== Work instruction ==
Using the listing below, work out how many lines carry the word "found", and state nothing but that number.

=======

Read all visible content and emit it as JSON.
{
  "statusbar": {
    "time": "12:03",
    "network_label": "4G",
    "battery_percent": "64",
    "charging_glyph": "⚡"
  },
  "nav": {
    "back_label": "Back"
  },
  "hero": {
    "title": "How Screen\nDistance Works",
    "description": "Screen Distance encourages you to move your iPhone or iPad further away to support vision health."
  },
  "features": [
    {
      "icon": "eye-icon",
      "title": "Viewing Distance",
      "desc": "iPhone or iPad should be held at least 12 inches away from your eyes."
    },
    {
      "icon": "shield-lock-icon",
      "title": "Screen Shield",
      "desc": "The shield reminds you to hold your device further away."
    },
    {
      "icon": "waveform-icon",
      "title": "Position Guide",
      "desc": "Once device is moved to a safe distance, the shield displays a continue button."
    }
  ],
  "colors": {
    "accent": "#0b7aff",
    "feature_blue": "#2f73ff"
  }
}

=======

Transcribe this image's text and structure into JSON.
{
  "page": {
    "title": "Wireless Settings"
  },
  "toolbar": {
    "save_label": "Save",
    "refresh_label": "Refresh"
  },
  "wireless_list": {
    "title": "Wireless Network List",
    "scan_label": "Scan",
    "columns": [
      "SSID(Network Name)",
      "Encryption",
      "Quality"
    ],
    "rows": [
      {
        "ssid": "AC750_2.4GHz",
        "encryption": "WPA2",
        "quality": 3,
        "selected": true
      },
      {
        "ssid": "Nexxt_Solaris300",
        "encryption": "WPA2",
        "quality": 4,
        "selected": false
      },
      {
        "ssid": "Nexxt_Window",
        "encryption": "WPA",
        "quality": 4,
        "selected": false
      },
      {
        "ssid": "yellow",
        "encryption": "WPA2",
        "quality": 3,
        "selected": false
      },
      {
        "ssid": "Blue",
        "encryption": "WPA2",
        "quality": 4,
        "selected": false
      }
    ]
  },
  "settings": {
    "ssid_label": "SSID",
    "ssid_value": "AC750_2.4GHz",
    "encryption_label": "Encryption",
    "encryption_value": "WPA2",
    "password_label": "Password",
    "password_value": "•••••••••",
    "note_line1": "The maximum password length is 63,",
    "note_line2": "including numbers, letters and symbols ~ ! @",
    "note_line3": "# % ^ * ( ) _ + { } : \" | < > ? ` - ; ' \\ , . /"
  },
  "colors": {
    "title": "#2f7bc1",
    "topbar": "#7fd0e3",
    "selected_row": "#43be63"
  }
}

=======

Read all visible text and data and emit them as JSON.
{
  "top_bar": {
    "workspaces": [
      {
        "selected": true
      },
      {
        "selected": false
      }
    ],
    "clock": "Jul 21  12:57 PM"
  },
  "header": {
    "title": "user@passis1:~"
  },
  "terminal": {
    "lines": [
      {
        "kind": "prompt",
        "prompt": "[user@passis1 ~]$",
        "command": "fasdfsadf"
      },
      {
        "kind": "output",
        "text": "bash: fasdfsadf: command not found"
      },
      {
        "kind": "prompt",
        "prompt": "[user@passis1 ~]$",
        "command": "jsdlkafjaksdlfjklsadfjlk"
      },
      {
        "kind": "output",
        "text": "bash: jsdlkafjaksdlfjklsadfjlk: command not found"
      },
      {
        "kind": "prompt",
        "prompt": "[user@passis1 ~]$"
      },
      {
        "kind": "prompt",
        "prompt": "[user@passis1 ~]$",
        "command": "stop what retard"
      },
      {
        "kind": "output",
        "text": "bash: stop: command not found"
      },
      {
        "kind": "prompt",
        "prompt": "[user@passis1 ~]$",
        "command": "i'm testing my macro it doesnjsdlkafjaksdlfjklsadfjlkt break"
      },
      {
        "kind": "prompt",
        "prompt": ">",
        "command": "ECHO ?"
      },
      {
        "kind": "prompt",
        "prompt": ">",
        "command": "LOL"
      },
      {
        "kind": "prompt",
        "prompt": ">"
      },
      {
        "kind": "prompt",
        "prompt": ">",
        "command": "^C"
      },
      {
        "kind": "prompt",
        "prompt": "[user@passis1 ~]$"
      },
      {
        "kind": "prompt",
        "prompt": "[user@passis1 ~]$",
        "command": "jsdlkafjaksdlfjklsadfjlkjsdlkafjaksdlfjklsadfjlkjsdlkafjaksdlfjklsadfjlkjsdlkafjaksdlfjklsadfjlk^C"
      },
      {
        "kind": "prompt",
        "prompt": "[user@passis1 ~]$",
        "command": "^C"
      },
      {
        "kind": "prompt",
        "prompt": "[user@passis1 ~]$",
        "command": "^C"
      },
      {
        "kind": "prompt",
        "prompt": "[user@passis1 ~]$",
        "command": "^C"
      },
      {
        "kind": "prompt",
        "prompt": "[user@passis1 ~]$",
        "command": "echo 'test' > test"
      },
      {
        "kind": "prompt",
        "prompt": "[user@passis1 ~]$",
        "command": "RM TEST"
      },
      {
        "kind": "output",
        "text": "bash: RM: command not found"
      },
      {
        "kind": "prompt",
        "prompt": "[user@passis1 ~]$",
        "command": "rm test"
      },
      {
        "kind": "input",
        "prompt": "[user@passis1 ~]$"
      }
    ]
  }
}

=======

== Exercise output ==
4